* _ACTION ITEM_
The expected output is every line below, reproduced exactly.

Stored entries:
---
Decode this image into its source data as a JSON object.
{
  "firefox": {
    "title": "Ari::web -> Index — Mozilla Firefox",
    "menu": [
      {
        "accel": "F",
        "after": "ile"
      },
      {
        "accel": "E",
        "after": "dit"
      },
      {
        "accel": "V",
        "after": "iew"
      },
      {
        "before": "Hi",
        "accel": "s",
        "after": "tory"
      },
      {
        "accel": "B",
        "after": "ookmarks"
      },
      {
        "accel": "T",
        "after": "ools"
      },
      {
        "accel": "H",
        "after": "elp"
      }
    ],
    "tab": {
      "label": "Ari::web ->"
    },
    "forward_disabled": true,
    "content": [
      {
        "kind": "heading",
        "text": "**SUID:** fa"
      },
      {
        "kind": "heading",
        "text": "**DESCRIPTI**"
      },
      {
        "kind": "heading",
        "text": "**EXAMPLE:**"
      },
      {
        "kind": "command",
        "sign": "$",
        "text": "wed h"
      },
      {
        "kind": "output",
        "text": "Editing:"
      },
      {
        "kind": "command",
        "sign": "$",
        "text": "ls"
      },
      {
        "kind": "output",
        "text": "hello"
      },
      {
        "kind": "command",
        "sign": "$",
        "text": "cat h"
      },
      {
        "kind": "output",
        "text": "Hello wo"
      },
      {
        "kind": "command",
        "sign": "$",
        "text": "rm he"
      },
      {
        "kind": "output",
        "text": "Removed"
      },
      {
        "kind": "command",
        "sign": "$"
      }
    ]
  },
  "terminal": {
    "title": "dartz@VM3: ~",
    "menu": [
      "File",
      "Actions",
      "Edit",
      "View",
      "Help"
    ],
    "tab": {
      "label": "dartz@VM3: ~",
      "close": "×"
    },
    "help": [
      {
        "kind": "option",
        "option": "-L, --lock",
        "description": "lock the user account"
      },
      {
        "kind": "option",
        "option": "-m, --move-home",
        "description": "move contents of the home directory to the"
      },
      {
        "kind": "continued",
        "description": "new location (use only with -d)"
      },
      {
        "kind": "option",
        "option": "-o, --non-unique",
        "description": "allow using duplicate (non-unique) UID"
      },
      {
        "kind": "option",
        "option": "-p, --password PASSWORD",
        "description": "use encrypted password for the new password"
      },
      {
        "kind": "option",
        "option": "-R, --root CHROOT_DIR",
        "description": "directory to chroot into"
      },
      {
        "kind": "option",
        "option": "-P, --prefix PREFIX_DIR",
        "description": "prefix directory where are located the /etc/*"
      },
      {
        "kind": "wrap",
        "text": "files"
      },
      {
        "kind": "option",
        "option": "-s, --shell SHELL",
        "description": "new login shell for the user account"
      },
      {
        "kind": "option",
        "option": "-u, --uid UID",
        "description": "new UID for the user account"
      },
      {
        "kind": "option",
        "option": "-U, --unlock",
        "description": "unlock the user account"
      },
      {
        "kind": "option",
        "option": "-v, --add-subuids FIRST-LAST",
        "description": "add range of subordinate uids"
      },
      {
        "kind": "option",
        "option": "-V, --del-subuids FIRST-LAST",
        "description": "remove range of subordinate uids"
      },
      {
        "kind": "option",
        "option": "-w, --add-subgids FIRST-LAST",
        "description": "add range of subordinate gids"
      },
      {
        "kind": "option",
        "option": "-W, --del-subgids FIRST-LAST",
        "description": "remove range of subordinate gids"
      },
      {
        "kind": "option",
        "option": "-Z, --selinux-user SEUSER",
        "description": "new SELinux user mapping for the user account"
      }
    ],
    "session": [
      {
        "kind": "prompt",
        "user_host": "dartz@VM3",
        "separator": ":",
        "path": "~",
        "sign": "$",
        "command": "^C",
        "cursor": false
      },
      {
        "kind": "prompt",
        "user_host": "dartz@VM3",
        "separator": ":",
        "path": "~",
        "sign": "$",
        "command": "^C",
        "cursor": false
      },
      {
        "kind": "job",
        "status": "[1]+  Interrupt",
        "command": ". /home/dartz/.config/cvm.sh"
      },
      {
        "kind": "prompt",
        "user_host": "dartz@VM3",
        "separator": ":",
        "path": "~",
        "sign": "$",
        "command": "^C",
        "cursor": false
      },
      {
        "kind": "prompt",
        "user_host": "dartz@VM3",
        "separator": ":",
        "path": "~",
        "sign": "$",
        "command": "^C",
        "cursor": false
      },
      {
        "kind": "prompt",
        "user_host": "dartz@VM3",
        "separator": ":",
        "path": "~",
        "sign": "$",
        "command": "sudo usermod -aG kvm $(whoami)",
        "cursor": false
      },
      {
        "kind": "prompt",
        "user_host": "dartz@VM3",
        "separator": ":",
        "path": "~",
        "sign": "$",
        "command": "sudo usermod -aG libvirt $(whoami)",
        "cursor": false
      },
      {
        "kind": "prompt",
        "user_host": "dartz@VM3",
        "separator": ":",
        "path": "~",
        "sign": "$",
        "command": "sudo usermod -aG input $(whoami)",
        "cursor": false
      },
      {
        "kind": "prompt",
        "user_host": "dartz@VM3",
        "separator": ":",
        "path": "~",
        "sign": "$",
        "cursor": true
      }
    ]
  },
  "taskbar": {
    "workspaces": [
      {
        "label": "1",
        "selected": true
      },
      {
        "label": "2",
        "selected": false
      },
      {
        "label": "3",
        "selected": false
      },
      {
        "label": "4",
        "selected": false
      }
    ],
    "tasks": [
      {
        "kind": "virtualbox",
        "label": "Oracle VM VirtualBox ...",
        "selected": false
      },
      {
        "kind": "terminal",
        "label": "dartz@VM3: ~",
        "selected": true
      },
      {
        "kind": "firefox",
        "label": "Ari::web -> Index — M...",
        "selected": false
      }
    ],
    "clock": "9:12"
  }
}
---
* _TASK RESULT_
Decode this image into its source data as a JSON object.
{
  "firefox": {
    "title": "Ari::web -> Index — Mozilla Firefox",
    "menu": [
      {
        "accel": "F",
        "after": "ile"
      },
      {
        "accel": "E",
        "after": "dit"
      },
      {
        "accel": "V",
        "after": "iew"
      },
      {
        "before": "Hi",
        "accel": "s",
        "after": "tory"
      },
      {
        "accel": "B",
        "after": "ookmarks"
      },
      {
        "accel": "T",
        "after": "ools"
      },
      {
        "accel": "H",
        "after": "elp"
      }
    ],
    "tab": {
      "label": "Ari::web ->"
    },
    "forward_disabled": true,
    "content": [
      {
        "kind": "heading",
        "text": "**SUID:** fa"
      },
      {
        "kind": "heading",
        "text": "**DESCRIPTI**"
      },
      {
        "kind": "heading",
        "text": "**EXAMPLE:**"
      },
      {
        "kind": "command",
        "sign": "$",
        "text": "wed h"
      },
      {
        "kind": "output",
        "text": "Editing:"
      },
      {
        "kind": "command",
        "sign": "$",
        "text": "ls"
      },
      {
        "kind": "output",
        "text": "hello"
      },
      {
        "kind": "command",
        "sign": "$",
        "text": "cat h"
      },
      {
        "kind": "output",
        "text": "Hello wo"
      },
      {
        "kind": "command",
        "sign": "$",
        "text": "rm he"
      },
      {
        "kind": "output",
        "text": "Removed"
      },
      {
        "kind": "command",
        "sign": "$"
      }
    ]
  },
  "terminal": {
    "title": "dartz@VM3: ~",
    "menu": [
      "File",
      "Actions",
      "Edit",
      "View",
      "Help"
    ],
    "tab": {
      "label": "dartz@VM3: ~",
      "close": "×"
    },
    "help": [
      {
        "kind": "option",
        "option": "-L, --lock",
        "description": "lock the user account"
      },
      {
        "kind": "option",
        "option": "-m, --move-home",
        "description": "move contents of the home directory to the"
      },
      {
        "kind": "continued",
        "description": "new location (use only with -d)"
      },
      {
        "kind": "option",
        "option": "-o, --non-unique",
        "description": "allow using duplicate (non-unique) UID"
      },
      {
        "kind": "option",
        "option": "-p, --password PASSWORD",
        "description": "use encrypted password for the new password"
      },
      {
        "kind": "option",
        "option": "-R, --root CHROOT_DIR",
        "description": "directory to chroot into"
      },
      {
        "kind": "option",
        "option": "-P, --prefix PREFIX_DIR",
        "description": "prefix directory where are located the /etc/*"
      },
      {
        "kind": "wrap",
        "text": "files"
      },
      {
        "kind": "option",
        "option": "-s, --shell SHELL",
        "description": "new login shell for the user account"
      },
      {
        "kind": "option",
        "option": "-u, --uid UID",
        "description": "new UID for the user account"
      },
      {
        "kind": "option",
        "option": "-U, --unlock",
        "description": "unlock the user account"
      },
      {
        "kind": "option",
        "option": "-v, --add-subuids FIRST-LAST",
        "description": "add range of subordinate uids"
      },
      {
        "kind": "option",
        "option": "-V, --del-subuids FIRST-LAST",
        "description": "remove range of subordinate uids"
      },
      {
        "kind": "option",
        "option": "-w, --add-subgids FIRST-LAST",
        "description": "add range of subordinate gids"
      },
      {
        "kind": "option",
        "option": "-W, --del-subgids FIRST-LAST",
        "description": "remove range of subordinate gids"
      },
      {
        "kind": "option",
        "option": "-Z, --selinux-user SEUSER",
        "description": "new SELinux user mapping for the user account"
      }
    ],
    "session": [
      {
        "kind": "prompt",
        "user_host": "dartz@VM3",
        "separator": ":",
        "path": "~",
        "sign": "$",
        "command": "^C",
        "cursor": false
      },
      {
        "kind": "prompt",
        "user_host": "dartz@VM3",
        "separator": ":",
        "path": "~",
        "sign": "$",
        "command": "^C",
        "cursor": false
      },
      {
        "kind": "job",
        "status": "[1]+  Interrupt",
        "command": ". /home/dartz/.config/cvm.sh"
      },
      {
        "kind": "prompt",
        "user_host": "dartz@VM3",
        "separator": ":",
        "path": "~",
        "sign": "$",
        "command": "^C",
        "cursor": false
      },
      {
        "kind": "prompt",
        "user_host": "dartz@VM3",
        "separator": ":",
        "path": "~",
        "sign": "$",
        "command": "^C",
        "cursor": false
      },
      {
        "kind": "prompt",
        "user_host": "dartz@VM3",
        "separator": ":",
        "path": "~",
        "sign": "$",
        "command": "sudo usermod -aG kvm $(whoami)",
        "cursor": false
      },
      {
        "kind": "prompt",
        "user_host": "dartz@VM3",
        "separator": ":",
        "path": "~",
        "sign": "$",
        "command": "sudo usermod -aG libvirt $(whoami)",
        "cursor": false
      },
      {
        "kind": "prompt",
        "user_host": "dartz@VM3",
        "separator": ":",
        "path": "~",
        "sign": "$",
        "command": "sudo usermod -aG input $(whoami)",
        "cursor": false
      },
      {
        "kind": "prompt",
        "user_host": "dartz@VM3",
        "separator": ":",
        "path": "~",
        "sign": "$",
        "cursor": true
      }
    ]
  },
  "taskbar": {
    "workspaces": [
      {
        "label": "1",
        "selected": true
      },
      {
        "label": "2",
        "selected": false
      },
      {
        "label": "3",
        "selected": false
      },
      {
        "label": "4",
        "selected": false
      }
    ],
    "tasks": [
      {
        "kind": "virtualbox",
        "label": "Oracle VM VirtualBox ...",
        "selected": false
      },
      {
        "kind": "terminal",
        "label": "dartz@VM3: ~",
        "selected": true
      },
      {
        "kind": "firefox",
        "label": "Ari::web -> Index — M...",
        "selected": false
      }
    ],
    "clock": "9:12"
  }
}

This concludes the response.